Lipsyte’s lament for our dehumanization is clear: We’re too easily corruptible, too easily manipulated by “the screens, the screens, the screens.” But when it comes to identifying the place where our humanity resides in this techno-sociopolitical mess, he has a harder time finding the target. A life-threatening family crisis late in the novel — of the sort that ought to shift Fraz (and Lipsyte, and the reader) into a higher gear of attentiveness — instead becomes more grist for Hark’s increasingly cultic mill. There’s a notable exception, though, when Tovah tries to will her loved one to survive: “Since she already knows this is magical thinking, she believes she can short-circuit rational critique.

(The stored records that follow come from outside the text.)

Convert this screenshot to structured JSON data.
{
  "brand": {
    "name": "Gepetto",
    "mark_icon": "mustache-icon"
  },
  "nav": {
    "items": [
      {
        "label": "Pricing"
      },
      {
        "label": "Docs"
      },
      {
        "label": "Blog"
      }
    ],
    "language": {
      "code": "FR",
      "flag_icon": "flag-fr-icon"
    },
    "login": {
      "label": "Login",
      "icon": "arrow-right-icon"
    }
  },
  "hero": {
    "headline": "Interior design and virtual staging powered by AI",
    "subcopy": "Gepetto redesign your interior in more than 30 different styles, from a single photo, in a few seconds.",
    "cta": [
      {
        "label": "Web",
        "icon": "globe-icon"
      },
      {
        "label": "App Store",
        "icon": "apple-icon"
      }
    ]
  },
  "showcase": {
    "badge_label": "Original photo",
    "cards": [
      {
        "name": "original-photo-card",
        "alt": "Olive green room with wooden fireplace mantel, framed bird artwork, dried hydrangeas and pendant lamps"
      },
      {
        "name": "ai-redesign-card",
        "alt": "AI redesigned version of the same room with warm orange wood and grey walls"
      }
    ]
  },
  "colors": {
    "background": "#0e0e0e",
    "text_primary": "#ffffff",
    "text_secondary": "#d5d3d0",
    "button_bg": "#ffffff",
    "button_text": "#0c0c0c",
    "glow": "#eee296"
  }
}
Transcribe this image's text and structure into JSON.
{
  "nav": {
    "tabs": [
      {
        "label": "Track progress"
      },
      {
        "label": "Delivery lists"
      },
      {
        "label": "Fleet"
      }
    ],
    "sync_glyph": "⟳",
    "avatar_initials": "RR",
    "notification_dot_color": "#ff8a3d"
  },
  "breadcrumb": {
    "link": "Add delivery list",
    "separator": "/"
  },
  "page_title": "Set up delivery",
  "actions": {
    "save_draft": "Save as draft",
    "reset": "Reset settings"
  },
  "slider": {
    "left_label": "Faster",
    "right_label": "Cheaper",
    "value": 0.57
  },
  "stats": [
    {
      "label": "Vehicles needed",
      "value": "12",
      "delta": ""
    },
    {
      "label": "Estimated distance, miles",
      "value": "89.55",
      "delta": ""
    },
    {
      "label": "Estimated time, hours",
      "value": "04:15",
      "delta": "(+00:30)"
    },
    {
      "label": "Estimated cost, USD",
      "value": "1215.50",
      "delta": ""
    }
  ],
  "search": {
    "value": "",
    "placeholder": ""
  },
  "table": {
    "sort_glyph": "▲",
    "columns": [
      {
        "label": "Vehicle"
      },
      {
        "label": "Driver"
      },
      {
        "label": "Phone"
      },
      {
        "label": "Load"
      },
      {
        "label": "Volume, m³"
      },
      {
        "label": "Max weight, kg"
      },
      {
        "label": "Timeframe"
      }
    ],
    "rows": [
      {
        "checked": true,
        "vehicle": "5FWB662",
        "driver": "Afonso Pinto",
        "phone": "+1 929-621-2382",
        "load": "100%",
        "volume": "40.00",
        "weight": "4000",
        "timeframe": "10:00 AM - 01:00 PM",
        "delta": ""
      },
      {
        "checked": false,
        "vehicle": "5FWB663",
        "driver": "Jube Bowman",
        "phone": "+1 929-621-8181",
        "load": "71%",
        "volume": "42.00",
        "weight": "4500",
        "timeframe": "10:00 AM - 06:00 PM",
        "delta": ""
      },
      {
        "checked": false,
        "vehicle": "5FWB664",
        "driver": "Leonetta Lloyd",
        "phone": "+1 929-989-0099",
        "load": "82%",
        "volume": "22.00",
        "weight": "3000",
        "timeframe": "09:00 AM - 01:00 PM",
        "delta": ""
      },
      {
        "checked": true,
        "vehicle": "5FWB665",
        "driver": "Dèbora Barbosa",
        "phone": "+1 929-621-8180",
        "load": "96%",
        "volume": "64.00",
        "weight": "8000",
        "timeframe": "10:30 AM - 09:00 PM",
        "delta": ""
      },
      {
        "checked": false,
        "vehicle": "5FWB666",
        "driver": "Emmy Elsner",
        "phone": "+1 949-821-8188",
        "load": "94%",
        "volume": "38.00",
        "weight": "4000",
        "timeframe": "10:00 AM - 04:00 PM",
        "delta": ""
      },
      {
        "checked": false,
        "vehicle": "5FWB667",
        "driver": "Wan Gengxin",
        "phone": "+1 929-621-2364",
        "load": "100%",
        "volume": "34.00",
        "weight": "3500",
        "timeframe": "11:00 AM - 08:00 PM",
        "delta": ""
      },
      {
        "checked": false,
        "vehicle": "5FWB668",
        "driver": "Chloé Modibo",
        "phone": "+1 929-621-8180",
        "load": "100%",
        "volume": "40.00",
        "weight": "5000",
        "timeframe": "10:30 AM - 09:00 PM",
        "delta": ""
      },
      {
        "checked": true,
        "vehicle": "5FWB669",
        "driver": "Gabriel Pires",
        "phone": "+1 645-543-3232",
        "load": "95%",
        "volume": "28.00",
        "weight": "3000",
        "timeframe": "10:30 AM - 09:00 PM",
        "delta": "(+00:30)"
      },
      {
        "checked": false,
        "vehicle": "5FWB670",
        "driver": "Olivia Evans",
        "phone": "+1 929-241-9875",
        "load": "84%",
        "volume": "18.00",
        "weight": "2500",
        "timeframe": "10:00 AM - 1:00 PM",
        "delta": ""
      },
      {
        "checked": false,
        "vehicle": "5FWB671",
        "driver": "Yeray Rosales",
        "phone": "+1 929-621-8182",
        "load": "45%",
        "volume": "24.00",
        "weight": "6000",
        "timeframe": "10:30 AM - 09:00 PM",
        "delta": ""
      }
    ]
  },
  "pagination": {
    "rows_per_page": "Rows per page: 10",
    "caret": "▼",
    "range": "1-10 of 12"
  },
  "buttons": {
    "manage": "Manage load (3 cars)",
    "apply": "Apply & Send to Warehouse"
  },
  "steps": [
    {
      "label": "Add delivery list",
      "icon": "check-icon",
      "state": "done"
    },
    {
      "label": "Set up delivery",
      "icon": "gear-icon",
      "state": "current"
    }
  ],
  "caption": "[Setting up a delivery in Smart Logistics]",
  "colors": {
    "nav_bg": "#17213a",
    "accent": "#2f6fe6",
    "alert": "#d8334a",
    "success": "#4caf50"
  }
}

Stay alert to the fact that it’s illogical, and magical thinking can become magical reality.” It’s a brilliant pair of lines, witty and alert to the reasons why our chaotic, heartsick brains crave soothing machines. But the moment flickers by much too quickly, and we’re soon back to Hark’s shtick.
Source: latimes.com – Los Angeles Times